University of Portsmouth, Award: Research Development Grant

N8 Universities Partnership, Award: Agrifood Resilience Programme Pump Priming Grant

Linnean Society of London, Award: Percy Sladen Memorial Fund
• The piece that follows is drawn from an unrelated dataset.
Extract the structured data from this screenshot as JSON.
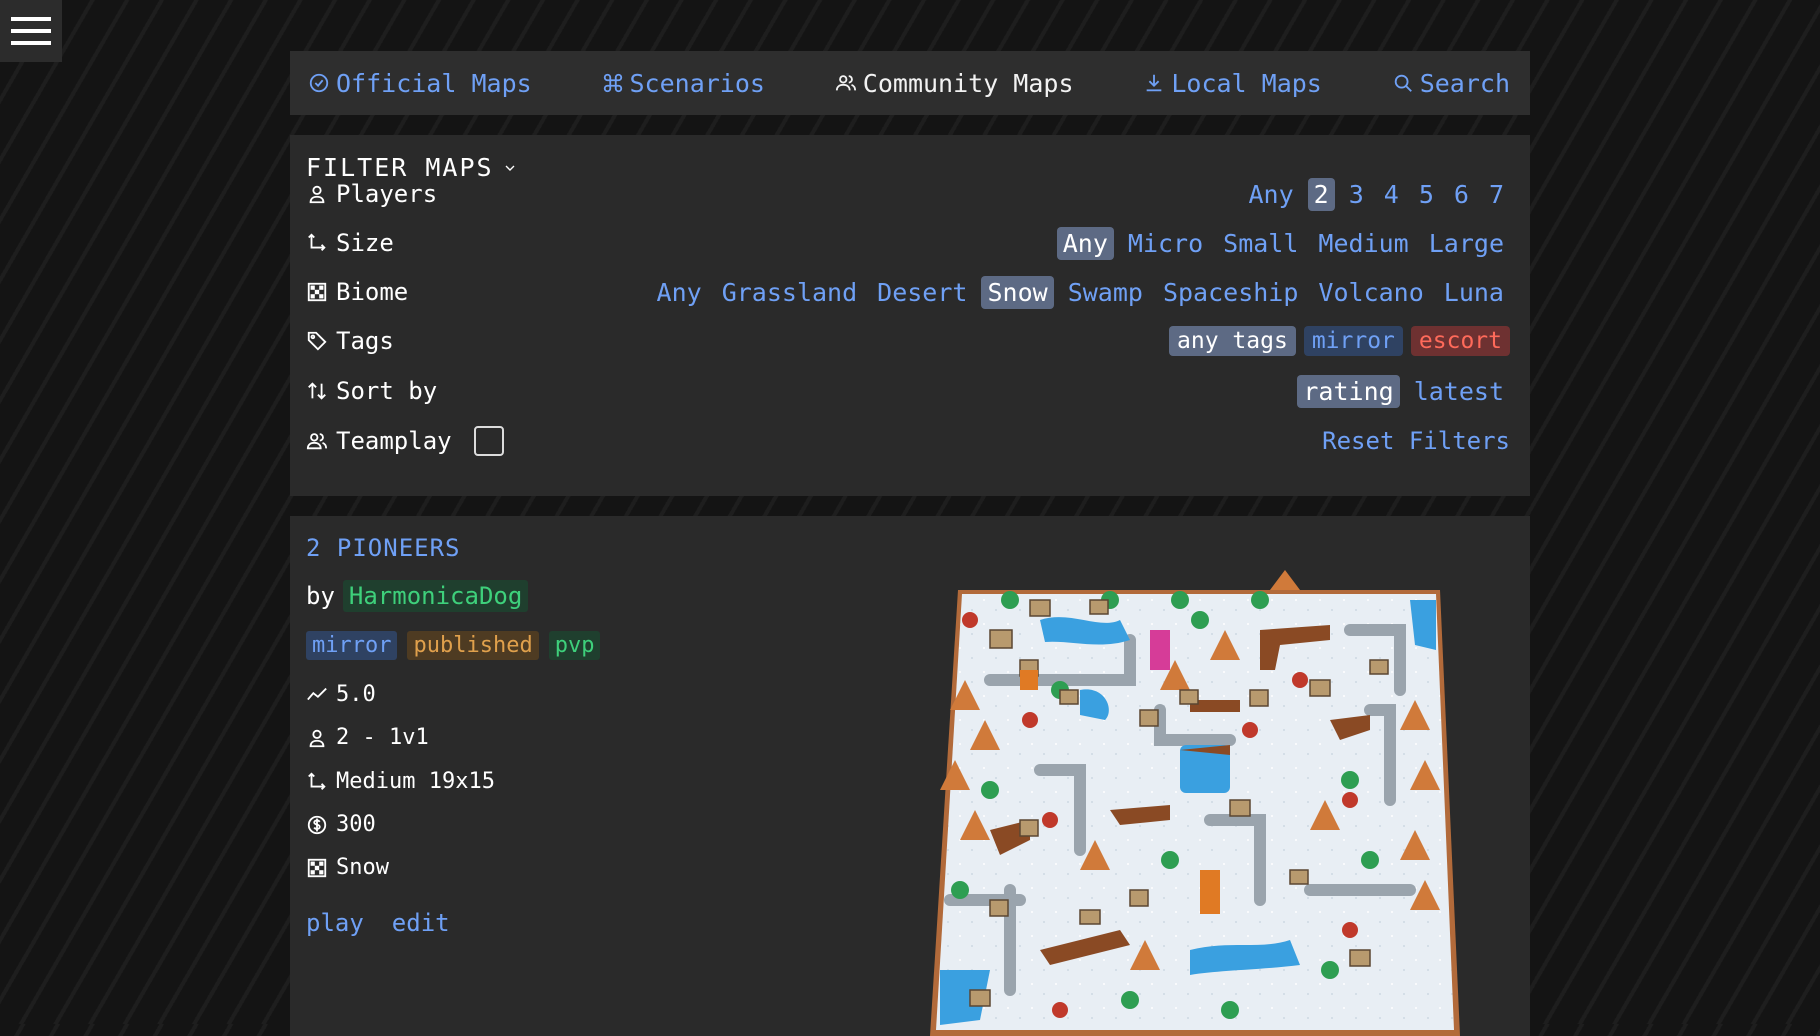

Royal Society, Award: New Investigator Research Grant